  • Critics are seeking some sort of policy to address the problem. “Should there be some common sense regulation of the tech industry? Obviously,” said Jim Steyer, the head of Common Sense, the group that organized the conference.
  • Franklin Foer, the author of a recent book critical of tech powerhouses, said that a “sense of shame” would shift norms in the industry. “Apologies for shaming you,” he said, “but I think that that is the first step of what’s happening right now.”
  • Lawmakers who attended were less willing to attack the industry. Sen. Mark Warner (D-Va.) said he hoped concerns about tech’s addictive qualities could be addressed through “a collaborative effort with the companies.” Both Sen. Ed Markey (D-Mass.) and Rep. John Delaney (D-Md.) support a soon-to-be-introduced bill commissioning an NIH study on the effects of technology on children.

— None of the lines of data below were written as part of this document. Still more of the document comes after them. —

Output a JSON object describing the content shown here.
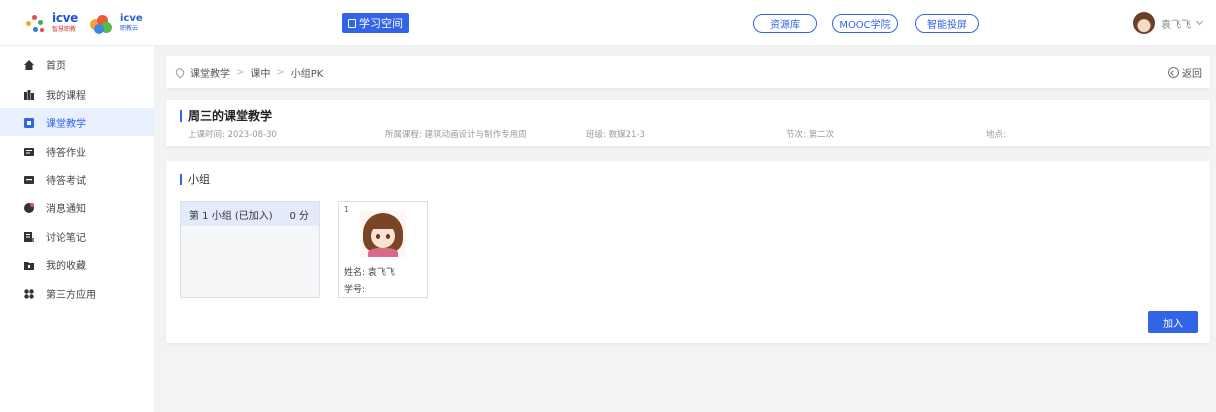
{
  "header": {
    "logo": {
      "brand1": "icve",
      "brand1_sub": "智慧职教",
      "brand2": "icve",
      "brand2_sub": "职教云"
    },
    "space_button": "学习空间",
    "links": [
      "资源库",
      "MOOC学院",
      "智能投屏"
    ],
    "user_name": "袁飞飞"
  },
  "sidebar": {
    "items": [
      {
        "label": "首页",
        "icon": "home-icon"
      },
      {
        "label": "我的课程",
        "icon": "courses-icon"
      },
      {
        "label": "课堂教学",
        "icon": "classroom-icon",
        "active": true
      },
      {
        "label": "待答作业",
        "icon": "homework-icon"
      },
      {
        "label": "待答考试",
        "icon": "exam-icon"
      },
      {
        "label": "消息通知",
        "icon": "message-icon"
      },
      {
        "label": "讨论笔记",
        "icon": "notes-icon"
      },
      {
        "label": "我的收藏",
        "icon": "favorites-icon"
      },
      {
        "label": "第三方应用",
        "icon": "apps-icon"
      }
    ]
  },
  "breadcrumb": {
    "items": [
      "课堂教学",
      "课中",
      "小组PK"
    ],
    "back_label": "返回"
  },
  "lesson": {
    "title": "周三的课堂教学",
    "time": "上课时间: 2023-08-30",
    "course": "所属课程: 建筑动画设计与制作专用周",
    "class": "班级: 数媒21-3",
    "session": "节次: 第二次",
    "place": "地点:"
  },
  "groups": {
    "section_title": "小组",
    "list": [
      {
        "name": "第 1 小组 (已加入)",
        "score": "0 分"
      }
    ],
    "member": {
      "index": "1",
      "name": "姓名: 袁飞飞",
      "student_id": "学号:"
    },
    "join_label": "加入"
  },
  "colors": {
    "primary": "#3264e8",
    "active_bg": "#e8effd"
  }
}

Buzz: The discussion around tech addiction has struck a chord with Silicon Valley companies. At least five Facebook staffers attended the conference, including its global safety chief Antigone Davis, as did high-ranking policy staffers from Twitter. But their voices were noticeably absent as critics took the stage to debate the public health hazards posed by their employers.

  • New York Times reporter Cecilia Kang asked members of the audience who worked for tech companies being discussed to “be brave” and ask a question when she moderated one of the panels. None did.
  • Off stage, though, they worked the staffers, reporters and policymakers in the room.
  • Steyer said he’d invited top executives from major tech companies — including Facebook’s Mark Zuckerberg and Sheryl Sandberg and Apple’s Tim Cook — but they’d declined to attend. A source familiar with the matter said that while Apple had told Steyer executives wouldn't be able to attend it had sent a representative to the event.
  • A spokesman for Facebook said that it had offered for Davis to appear at the conference but that Common Sense had rescinded her invitation. A spokeswoman for Common Sense, Colby Zintl, told Axios that the invite was pulled back because the panel in question filled up. The companies are mounting their own case: Facebook will host a summit on safety next month, which is expected to include at least some of its critics.

Meanwhile, the companies are quietly building their own defense: Facebook will host a summit on safety next month, which is expected to include some of its critics.

Our thought bubble: The conversation seems to be taking an antagonistic turn, with critics digging in deeper. It's likely to only get more heated with dueling messages about the safety of technology.

Editor's note: This post has been corrected to show that the name of a spokesperson for Common Sense is Colby Zintl, not Colby Zinti.